**TASK INSTRUCTIONS:** Every line below that mentions the word "jews" should be copied out.

Items from an interface collection:
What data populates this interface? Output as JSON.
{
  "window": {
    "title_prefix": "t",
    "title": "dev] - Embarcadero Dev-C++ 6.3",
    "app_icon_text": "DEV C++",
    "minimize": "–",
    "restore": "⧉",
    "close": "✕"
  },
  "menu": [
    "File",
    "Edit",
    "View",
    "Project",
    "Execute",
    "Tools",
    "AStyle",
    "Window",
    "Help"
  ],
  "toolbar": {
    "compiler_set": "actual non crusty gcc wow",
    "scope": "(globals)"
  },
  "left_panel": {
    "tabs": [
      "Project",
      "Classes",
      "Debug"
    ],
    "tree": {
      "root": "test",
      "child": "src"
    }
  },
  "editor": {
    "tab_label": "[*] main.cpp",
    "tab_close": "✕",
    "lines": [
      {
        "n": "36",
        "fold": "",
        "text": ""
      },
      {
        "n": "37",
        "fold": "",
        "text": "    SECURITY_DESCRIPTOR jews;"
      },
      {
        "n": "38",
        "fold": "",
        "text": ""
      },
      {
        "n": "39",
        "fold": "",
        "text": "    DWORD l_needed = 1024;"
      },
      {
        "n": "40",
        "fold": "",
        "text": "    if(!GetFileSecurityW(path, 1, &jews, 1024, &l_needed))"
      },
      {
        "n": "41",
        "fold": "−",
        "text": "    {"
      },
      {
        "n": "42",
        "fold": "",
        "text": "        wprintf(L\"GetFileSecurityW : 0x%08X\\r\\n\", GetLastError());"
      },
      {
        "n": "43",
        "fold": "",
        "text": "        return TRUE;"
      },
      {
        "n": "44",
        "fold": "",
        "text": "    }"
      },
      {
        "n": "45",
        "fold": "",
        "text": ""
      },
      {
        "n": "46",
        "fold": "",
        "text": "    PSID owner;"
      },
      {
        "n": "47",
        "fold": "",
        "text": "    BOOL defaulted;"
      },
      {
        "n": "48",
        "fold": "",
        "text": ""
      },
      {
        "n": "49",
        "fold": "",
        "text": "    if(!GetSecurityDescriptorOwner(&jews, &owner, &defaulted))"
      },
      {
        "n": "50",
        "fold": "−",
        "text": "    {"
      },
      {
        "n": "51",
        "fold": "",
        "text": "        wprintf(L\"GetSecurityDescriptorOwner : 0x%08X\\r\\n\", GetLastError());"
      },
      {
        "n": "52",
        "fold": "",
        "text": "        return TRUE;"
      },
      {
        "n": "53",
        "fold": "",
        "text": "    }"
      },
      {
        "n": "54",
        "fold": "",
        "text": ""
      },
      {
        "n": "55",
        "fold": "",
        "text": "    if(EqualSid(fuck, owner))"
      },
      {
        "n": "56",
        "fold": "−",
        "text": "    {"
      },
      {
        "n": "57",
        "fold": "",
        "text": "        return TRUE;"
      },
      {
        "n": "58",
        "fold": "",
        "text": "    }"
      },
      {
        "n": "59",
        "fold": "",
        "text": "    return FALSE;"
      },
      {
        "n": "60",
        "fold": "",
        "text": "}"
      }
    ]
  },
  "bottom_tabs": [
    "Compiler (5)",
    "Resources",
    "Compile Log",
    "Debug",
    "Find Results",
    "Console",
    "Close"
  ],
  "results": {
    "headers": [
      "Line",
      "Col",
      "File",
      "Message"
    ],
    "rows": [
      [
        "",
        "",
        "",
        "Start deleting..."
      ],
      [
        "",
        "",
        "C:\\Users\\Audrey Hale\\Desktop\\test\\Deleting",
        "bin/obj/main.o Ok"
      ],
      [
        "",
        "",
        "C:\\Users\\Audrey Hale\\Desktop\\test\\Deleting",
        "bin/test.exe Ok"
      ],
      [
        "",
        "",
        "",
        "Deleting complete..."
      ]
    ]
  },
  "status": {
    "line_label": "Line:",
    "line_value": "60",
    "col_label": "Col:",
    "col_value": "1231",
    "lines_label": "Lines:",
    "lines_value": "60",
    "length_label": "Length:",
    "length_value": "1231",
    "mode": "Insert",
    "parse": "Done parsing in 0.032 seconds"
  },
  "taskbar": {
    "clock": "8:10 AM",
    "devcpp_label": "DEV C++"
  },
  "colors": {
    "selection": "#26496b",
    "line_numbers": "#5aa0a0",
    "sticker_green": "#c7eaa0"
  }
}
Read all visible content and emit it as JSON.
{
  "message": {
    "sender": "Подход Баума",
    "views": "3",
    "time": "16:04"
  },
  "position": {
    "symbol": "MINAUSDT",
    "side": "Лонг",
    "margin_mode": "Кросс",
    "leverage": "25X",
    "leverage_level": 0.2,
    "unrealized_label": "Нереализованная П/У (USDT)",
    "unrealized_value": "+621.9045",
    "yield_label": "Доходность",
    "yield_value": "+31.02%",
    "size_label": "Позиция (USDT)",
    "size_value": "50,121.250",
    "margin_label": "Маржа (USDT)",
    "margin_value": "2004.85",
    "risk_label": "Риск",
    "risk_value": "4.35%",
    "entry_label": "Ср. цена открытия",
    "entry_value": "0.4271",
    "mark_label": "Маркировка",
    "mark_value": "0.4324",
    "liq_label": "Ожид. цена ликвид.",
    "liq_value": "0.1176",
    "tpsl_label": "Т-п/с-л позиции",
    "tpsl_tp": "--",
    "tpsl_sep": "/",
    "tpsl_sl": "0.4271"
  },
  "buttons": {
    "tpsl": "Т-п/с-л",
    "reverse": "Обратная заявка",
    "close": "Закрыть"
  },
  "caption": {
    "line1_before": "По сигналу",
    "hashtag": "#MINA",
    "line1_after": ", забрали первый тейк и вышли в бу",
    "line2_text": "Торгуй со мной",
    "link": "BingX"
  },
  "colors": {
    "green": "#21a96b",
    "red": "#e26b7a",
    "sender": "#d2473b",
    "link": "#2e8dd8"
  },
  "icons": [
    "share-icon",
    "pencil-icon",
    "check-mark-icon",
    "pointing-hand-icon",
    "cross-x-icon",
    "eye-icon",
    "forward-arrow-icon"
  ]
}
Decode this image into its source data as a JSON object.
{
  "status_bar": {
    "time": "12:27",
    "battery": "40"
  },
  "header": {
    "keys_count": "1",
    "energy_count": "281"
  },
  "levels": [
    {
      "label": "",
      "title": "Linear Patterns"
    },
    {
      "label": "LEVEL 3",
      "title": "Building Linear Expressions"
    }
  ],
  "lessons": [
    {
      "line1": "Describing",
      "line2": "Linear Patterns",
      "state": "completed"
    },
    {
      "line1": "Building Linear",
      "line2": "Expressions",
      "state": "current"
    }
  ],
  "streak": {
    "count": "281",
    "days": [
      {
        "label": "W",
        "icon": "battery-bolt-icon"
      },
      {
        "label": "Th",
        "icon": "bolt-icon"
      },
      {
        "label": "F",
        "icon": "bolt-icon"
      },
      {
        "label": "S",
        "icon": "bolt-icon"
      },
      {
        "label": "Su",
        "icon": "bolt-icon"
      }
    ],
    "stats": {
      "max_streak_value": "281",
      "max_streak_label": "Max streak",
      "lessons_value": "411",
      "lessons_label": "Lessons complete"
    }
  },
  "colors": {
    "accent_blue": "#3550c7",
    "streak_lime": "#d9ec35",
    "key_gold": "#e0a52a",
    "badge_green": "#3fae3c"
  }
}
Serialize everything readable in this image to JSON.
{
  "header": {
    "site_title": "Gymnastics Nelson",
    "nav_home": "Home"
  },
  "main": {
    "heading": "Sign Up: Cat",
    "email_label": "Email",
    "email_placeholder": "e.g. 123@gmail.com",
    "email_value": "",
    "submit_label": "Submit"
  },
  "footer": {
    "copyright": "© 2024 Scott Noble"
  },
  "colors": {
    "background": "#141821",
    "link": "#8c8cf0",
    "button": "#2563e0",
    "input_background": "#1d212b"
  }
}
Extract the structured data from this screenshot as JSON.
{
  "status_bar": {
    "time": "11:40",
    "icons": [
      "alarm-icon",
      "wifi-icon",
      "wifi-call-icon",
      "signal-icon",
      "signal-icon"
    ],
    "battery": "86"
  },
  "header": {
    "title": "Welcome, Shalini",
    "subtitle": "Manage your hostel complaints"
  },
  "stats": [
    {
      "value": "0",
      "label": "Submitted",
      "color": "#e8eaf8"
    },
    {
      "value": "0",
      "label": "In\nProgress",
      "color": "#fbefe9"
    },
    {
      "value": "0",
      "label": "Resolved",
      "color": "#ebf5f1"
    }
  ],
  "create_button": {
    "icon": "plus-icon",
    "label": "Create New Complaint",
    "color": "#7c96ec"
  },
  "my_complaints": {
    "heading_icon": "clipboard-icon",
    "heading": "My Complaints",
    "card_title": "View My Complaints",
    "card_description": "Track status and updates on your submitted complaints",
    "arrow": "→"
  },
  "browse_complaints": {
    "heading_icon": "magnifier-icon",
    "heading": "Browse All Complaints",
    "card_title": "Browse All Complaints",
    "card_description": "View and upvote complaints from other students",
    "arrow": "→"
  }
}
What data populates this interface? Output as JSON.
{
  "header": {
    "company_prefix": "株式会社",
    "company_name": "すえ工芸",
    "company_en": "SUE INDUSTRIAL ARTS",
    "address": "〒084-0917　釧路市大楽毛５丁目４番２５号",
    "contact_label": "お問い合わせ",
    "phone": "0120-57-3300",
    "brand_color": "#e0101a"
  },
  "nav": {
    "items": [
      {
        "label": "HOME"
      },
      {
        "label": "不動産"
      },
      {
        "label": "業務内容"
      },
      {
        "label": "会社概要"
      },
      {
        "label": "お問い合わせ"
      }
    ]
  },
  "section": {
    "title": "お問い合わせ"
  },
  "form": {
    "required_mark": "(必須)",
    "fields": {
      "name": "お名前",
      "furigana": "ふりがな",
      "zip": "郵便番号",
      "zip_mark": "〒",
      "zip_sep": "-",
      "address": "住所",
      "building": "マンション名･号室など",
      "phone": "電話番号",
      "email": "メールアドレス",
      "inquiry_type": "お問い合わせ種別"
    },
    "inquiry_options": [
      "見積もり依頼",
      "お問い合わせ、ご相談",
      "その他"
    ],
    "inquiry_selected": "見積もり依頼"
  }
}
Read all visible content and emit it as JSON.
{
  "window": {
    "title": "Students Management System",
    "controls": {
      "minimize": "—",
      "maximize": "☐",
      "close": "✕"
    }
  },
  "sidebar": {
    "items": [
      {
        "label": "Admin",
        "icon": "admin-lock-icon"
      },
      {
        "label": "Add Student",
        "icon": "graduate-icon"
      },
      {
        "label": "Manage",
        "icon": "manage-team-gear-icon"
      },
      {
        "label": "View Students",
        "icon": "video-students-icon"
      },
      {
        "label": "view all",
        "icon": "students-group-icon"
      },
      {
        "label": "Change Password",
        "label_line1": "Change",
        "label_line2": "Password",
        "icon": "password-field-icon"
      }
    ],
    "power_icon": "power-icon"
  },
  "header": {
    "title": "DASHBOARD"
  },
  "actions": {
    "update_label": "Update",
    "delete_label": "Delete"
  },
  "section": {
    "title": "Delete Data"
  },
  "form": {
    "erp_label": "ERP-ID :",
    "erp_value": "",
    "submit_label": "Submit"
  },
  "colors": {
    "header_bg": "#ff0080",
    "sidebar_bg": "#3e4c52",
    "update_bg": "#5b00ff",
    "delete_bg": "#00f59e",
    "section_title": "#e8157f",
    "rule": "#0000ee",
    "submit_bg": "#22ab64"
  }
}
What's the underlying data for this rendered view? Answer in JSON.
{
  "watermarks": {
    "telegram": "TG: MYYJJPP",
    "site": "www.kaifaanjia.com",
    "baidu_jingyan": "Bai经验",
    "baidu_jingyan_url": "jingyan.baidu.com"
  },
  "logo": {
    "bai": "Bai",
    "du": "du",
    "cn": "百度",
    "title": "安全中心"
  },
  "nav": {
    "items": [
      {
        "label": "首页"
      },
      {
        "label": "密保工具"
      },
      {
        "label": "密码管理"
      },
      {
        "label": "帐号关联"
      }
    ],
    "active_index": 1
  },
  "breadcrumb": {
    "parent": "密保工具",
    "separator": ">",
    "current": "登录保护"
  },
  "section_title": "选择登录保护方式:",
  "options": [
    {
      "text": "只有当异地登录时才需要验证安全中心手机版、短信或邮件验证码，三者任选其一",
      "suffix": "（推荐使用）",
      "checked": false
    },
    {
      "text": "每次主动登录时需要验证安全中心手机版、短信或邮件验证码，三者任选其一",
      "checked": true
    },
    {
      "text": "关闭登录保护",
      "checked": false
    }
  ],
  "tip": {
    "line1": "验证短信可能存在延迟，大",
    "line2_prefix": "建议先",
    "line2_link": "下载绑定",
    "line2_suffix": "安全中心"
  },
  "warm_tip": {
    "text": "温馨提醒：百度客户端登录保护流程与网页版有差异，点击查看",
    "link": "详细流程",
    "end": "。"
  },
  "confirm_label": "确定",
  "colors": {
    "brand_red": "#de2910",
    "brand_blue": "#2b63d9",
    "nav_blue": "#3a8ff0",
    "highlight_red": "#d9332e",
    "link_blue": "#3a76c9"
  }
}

**RESULT FOR THIS EXERCISE:**
        "text": "    SECURITY_DESCRIPTOR jews;"
        "text": "    if(!GetFileSecurityW(path, 1, &jews, 1024, &l_needed))"
        "text": "    if(!GetSecurityDescriptorOwner(&jews, &owner, &defaulted))"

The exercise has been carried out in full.